*Work request:* Down to the last line, reproduce the data below exactly.

*Input data:*
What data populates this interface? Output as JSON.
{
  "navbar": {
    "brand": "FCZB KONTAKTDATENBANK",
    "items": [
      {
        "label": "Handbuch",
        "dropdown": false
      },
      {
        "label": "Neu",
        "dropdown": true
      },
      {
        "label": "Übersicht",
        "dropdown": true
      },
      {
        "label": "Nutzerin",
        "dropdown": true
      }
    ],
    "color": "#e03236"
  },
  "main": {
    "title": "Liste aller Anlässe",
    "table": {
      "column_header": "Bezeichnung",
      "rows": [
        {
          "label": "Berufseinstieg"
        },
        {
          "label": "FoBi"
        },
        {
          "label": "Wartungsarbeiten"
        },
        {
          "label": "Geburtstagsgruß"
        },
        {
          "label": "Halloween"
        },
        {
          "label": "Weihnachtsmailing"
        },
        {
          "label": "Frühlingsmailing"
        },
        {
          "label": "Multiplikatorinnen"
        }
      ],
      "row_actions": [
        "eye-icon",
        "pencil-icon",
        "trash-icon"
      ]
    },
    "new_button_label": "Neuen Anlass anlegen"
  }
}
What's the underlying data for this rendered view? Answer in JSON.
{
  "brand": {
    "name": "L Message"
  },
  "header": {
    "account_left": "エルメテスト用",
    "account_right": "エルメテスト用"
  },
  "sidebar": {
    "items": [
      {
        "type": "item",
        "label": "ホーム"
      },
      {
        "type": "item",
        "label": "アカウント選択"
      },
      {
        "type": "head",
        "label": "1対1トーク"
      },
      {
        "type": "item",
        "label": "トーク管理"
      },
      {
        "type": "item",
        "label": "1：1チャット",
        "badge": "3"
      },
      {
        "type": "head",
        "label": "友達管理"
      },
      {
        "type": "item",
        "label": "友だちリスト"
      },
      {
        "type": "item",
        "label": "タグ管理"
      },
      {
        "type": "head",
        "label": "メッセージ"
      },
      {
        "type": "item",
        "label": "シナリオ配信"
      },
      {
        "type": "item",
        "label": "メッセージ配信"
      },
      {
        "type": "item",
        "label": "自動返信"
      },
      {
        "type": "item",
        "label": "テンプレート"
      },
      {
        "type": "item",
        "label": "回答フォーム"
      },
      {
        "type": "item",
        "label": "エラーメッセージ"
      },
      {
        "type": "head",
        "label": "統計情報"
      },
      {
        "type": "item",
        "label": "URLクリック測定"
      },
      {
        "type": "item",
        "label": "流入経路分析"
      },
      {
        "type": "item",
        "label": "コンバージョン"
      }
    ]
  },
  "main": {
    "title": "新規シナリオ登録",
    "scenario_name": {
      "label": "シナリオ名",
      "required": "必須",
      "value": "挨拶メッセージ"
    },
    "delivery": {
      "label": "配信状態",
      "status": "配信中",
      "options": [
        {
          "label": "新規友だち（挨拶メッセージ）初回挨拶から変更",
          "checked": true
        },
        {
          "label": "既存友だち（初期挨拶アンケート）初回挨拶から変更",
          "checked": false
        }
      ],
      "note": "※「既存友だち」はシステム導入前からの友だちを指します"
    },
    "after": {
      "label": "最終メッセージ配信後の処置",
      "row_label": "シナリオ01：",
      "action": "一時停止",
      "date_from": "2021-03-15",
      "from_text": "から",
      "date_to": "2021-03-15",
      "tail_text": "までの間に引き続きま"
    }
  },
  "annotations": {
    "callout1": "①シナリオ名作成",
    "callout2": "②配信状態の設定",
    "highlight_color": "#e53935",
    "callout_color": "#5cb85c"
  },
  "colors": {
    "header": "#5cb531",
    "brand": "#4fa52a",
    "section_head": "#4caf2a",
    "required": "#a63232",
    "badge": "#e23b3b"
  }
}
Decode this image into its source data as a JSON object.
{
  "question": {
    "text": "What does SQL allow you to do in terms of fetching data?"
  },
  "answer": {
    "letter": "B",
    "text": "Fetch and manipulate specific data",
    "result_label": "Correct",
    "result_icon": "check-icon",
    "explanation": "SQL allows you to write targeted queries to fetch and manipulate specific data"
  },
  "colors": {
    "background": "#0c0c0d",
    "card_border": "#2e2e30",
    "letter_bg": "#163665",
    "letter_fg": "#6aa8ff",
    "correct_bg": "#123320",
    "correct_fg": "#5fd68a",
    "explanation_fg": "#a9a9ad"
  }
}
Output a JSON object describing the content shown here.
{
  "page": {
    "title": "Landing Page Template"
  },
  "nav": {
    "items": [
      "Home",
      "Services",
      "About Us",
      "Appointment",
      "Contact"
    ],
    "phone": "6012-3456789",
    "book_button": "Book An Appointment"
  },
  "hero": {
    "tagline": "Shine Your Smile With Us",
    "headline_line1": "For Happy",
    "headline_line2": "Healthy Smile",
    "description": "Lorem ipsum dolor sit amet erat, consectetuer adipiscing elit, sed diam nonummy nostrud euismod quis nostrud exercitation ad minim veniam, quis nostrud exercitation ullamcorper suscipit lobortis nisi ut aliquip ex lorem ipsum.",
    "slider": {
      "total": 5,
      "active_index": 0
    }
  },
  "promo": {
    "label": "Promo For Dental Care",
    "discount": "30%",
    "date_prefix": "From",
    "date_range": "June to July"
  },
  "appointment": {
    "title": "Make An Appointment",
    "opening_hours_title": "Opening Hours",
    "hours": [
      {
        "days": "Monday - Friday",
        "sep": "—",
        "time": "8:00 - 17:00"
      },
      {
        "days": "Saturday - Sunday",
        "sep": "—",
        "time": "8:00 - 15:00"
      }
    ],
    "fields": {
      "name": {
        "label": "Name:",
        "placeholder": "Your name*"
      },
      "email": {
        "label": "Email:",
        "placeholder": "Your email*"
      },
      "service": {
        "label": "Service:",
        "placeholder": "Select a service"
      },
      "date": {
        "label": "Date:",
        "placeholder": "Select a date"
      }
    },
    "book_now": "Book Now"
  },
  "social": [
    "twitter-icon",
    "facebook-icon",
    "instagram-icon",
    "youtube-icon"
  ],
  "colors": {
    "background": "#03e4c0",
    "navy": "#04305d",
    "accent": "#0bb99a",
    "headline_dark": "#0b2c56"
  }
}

*Answer box:*
What data populates this interface? Output as JSON.
{
  "navbar": {
    "brand": "FCZB KONTAKTDATENBANK",
    "items": [
      {
        "label": "Handbuch",
        "dropdown": false
      },
      {
        "label": "Neu",
        "dropdown": true
      },
      {
        "label": "Übersicht",
        "dropdown": true
      },
      {
        "label": "Nutzerin",
        "dropdown": true
      }
    ],
    "color": "#e03236"
  },
  "main": {
    "title": "Liste aller Anlässe",
    "table": {
      "column_header": "Bezeichnung",
      "rows": [
        {
          "label": "Berufseinstieg"
        },
        {
          "label": "FoBi"
        },
        {
          "label": "Wartungsarbeiten"
        },
        {
          "label": "Geburtstagsgruß"
        },
        {
          "label": "Halloween"
        },
        {
          "label": "Weihnachtsmailing"
        },
        {
          "label": "Frühlingsmailing"
        },
        {
          "label": "Multiplikatorinnen"
        }
      ],
      "row_actions": [
        "eye-icon",
        "pencil-icon",
        "trash-icon"
      ]
    },
    "new_button_label": "Neuen Anlass anlegen"
  }
}
What's the underlying data for this rendered view? Answer in JSON.
{
  "brand": {
    "name": "L Message"
  },
  "header": {
    "account_left": "エルメテスト用",
    "account_right": "エルメテスト用"
  },
  "sidebar": {
    "items": [
      {
        "type": "item",
        "label": "ホーム"
      },
      {
        "type": "item",
        "label": "アカウント選択"
      },
      {
        "type": "head",
        "label": "1対1トーク"
      },
      {
        "type": "item",
        "label": "トーク管理"
      },
      {
        "type": "item",
        "label": "1：1チャット",
        "badge": "3"
      },
      {
        "type": "head",
        "label": "友達管理"
      },
      {
        "type": "item",
        "label": "友だちリスト"
      },
      {
        "type": "item",
        "label": "タグ管理"
      },
      {
        "type": "head",
        "label": "メッセージ"
      },
      {
        "type": "item",
        "label": "シナリオ配信"
      },
      {
        "type": "item",
        "label": "メッセージ配信"
      },
      {
        "type": "item",
        "label": "自動返信"
      },
      {
        "type": "item",
        "label": "テンプレート"
      },
      {
        "type": "item",
        "label": "回答フォーム"
      },
      {
        "type": "item",
        "label": "エラーメッセージ"
      },
      {
        "type": "head",
        "label": "統計情報"
      },
      {
        "type": "item",
        "label": "URLクリック測定"
      },
      {
        "type": "item",
        "label": "流入経路分析"
      },
      {
        "type": "item",
        "label": "コンバージョン"
      }
    ]
  },
  "main": {
    "title": "新規シナリオ登録",
    "scenario_name": {
      "label": "シナリオ名",
      "required": "必須",
      "value": "挨拶メッセージ"
    },
    "delivery": {
      "label": "配信状態",
      "status": "配信中",
      "options": [
        {
          "label": "新規友だち（挨拶メッセージ）初回挨拶から変更",
          "checked": true
        },
        {
          "label": "既存友だち（初期挨拶アンケート）初回挨拶から変更",
          "checked": false
        }
      ],
      "note": "※「既存友だち」はシステム導入前からの友だちを指します"
    },
    "after": {
      "label": "最終メッセージ配信後の処置",
      "row_label": "シナリオ01：",
      "action": "一時停止",
      "date_from": "2021-03-15",
      "from_text": "から",
      "date_to": "2021-03-15",
      "tail_text": "までの間に引き続きま"
    }
  },
  "annotations": {
    "callout1": "①シナリオ名作成",
    "callout2": "②配信状態の設定",
    "highlight_color": "#e53935",
    "callout_color": "#5cb85c"
  },
  "colors": {
    "header": "#5cb531",
    "brand": "#4fa52a",
    "section_head": "#4caf2a",
    "required": "#a63232",
    "badge": "#e23b3b"
  }
}
Decode this image into its source data as a JSON object.
{
  "question": {
    "text": "What does SQL allow you to do in terms of fetching data?"
  },
  "answer": {
    "letter": "B",
    "text": "Fetch and manipulate specific data",
    "result_label": "Correct",
    "result_icon": "check-icon",
    "explanation": "SQL allows you to write targeted queries to fetch and manipulate specific data"
  },
  "colors": {
    "background": "#0c0c0d",
    "card_border": "#2e2e30",
    "letter_bg": "#163665",
    "letter_fg": "#6aa8ff",
    "correct_bg": "#123320",
    "correct_fg": "#5fd68a",
    "explanation_fg": "#a9a9ad"
  }
}
Output a JSON object describing the content shown here.
{
  "page": {
    "title": "Landing Page Template"
  },
  "nav": {
    "items": [
      "Home",
      "Services",
      "About Us",
      "Appointment",
      "Contact"
    ],
    "phone": "6012-3456789",
    "book_button": "Book An Appointment"
  },
  "hero": {
    "tagline": "Shine Your Smile With Us",
    "headline_line1": "For Happy",
    "headline_line2": "Healthy Smile",
    "description": "Lorem ipsum dolor sit amet erat, consectetuer adipiscing elit, sed diam nonummy nostrud euismod quis nostrud exercitation ad minim veniam, quis nostrud exercitation ullamcorper suscipit lobortis nisi ut aliquip ex lorem ipsum.",
    "slider": {
      "total": 5,
      "active_index": 0
    }
  },
  "promo": {
    "label": "Promo For Dental Care",
    "discount": "30%",
    "date_prefix": "From",
    "date_range": "June to July"
  },
  "appointment": {
    "title": "Make An Appointment",
    "opening_hours_title": "Opening Hours",
    "hours": [
      {
        "days": "Monday - Friday",
        "sep": "—",
        "time": "8:00 - 17:00"
      },
      {
        "days": "Saturday - Sunday",
        "sep": "—",
        "time": "8:00 - 15:00"
      }
    ],
    "fields": {
      "name": {
        "label": "Name:",
        "placeholder": "Your name*"
      },
      "email": {
        "label": "Email:",
        "placeholder": "Your email*"
      },
      "service": {
        "label": "Service:",
        "placeholder": "Select a service"
      },
      "date": {
        "label": "Date:",
        "placeholder": "Select a date"
      }
    },
    "book_now": "Book Now"
  },
  "social": [
    "twitter-icon",
    "facebook-icon",
    "instagram-icon",
    "youtube-icon"
  ],
  "colors": {
    "background": "#03e4c0",
    "navy": "#04305d",
    "accent": "#0bb99a",
    "headline_dark": "#0b2c56"
  }
}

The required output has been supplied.